- [Activity]
Whenever a line in the entries below contains "detail", copy that line.

-------

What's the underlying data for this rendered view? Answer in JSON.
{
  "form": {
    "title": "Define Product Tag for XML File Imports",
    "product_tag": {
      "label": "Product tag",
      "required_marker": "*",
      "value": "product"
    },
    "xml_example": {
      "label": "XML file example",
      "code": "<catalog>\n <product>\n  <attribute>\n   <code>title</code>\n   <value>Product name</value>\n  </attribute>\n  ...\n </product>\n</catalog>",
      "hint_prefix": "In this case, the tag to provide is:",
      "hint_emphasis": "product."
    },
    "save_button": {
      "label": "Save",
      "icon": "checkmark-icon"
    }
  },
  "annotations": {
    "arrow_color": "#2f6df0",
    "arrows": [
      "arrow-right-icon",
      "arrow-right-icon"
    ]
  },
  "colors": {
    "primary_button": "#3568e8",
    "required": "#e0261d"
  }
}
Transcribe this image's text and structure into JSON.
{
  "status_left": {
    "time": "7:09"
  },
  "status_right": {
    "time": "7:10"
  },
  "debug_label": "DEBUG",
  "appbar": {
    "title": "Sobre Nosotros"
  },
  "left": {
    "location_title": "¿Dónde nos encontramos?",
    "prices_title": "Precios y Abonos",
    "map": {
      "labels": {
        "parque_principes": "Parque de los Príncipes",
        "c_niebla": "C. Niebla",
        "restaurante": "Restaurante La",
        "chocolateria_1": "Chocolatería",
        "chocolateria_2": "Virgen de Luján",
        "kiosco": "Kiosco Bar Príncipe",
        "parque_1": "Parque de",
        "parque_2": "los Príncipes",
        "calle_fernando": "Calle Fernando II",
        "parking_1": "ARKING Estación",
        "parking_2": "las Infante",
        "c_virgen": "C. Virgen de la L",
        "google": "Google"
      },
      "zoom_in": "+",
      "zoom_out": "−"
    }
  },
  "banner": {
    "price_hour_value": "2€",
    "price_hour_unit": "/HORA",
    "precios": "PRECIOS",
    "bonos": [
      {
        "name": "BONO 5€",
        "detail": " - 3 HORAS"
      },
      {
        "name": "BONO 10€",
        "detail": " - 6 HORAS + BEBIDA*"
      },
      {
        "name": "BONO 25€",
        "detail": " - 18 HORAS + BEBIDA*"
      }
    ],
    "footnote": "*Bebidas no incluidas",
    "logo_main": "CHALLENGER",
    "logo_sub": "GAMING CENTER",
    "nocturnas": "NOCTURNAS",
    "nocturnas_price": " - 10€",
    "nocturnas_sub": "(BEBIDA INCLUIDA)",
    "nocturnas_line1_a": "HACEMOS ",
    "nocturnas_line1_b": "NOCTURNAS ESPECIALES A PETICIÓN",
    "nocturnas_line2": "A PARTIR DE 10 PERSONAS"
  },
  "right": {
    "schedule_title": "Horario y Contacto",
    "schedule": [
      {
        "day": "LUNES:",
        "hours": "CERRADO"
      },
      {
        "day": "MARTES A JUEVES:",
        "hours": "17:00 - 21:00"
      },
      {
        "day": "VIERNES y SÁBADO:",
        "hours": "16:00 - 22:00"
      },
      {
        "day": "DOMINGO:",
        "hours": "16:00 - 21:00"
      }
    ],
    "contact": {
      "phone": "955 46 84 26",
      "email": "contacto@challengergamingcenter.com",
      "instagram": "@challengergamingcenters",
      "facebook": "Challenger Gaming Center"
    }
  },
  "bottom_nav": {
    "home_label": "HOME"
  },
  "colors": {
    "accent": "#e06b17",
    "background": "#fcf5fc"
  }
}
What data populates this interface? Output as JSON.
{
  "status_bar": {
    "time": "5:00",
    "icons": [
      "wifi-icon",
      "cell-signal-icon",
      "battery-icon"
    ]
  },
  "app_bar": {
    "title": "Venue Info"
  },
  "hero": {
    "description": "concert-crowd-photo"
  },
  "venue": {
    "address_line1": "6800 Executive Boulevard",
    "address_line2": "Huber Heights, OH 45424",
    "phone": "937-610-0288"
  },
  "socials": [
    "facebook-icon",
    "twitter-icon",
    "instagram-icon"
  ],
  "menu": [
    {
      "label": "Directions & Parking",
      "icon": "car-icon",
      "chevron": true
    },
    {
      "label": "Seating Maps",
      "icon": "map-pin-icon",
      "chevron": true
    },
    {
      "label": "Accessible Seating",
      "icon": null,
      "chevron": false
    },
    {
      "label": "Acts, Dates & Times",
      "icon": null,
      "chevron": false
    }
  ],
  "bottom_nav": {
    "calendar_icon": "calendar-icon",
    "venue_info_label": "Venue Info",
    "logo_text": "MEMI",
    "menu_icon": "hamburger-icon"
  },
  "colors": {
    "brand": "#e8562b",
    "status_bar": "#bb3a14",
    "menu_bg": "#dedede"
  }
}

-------

- [Solution]
        "detail": " - 3 HORAS"
        "detail": " - 6 HORAS + BEBIDA*"
        "detail": " - 18 HORAS + BEBIDA*"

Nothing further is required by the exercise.